START MATERIAL PROVIDED

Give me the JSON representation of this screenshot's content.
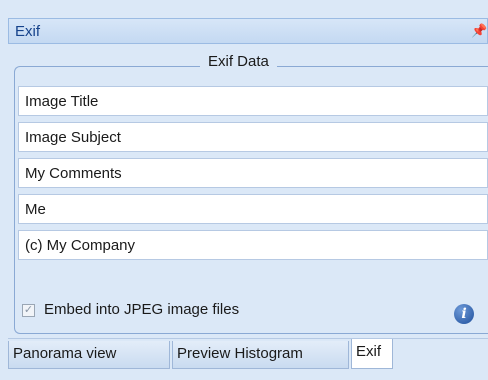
{
  "panel": {
    "title": "Exif",
    "pin_glyph": "₀"
  },
  "group": {
    "label": "Exif Data"
  },
  "fields": [
    {
      "value": "Image Title"
    },
    {
      "value": "Image Subject"
    },
    {
      "value": "My Comments"
    },
    {
      "value": "Me"
    },
    {
      "value": "(c) My Company"
    }
  ],
  "embed": {
    "label": "Embed into JPEG image files",
    "checked": true,
    "check_glyph": "✓"
  },
  "info_icon": {
    "glyph": "i",
    "icon": "info-icon"
  },
  "tabs": [
    {
      "label": "Panorama view"
    },
    {
      "label": "Preview Histogram"
    },
    {
      "label": "Exif"
    }
  ]
}
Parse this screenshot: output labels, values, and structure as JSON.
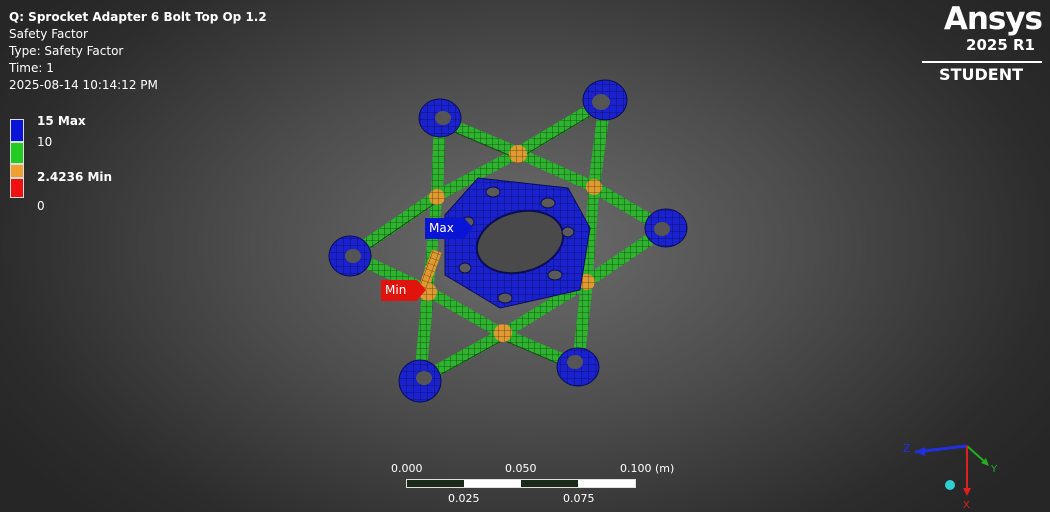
{
  "info": {
    "title": "Q: Sprocket Adapter 6 Bolt Top Op 1.2",
    "line1": "Safety Factor",
    "line2": "Type: Safety Factor",
    "line3": "Time: 1",
    "line4": "2025-08-14 10:14:12 PM"
  },
  "legend": {
    "items": [
      {
        "label": "15 Max",
        "color": "#0a14d6"
      },
      {
        "label": "10",
        "color": "#22cc22"
      },
      {
        "label": "2.4236 Min",
        "color": "#f0a030"
      },
      {
        "label": "0",
        "color": "#f01010"
      }
    ]
  },
  "logo": {
    "name": "Ansys",
    "version": "2025 R1",
    "edition": "STUDENT"
  },
  "probes": {
    "max": "Max",
    "min": "Min"
  },
  "scale": {
    "top": [
      "0.000",
      "0.050",
      "0.100 (m)"
    ],
    "bottom": [
      "0.025",
      "0.075"
    ]
  },
  "triad": {
    "x": "X",
    "y": "Y",
    "z": "Z"
  },
  "icons": {
    "axis_triad": "axis-triad-icon",
    "isometric_ball": "iso-ball-icon"
  }
}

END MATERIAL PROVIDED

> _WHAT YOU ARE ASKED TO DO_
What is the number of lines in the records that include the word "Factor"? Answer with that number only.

> _EXERCISE RESPONSE_
2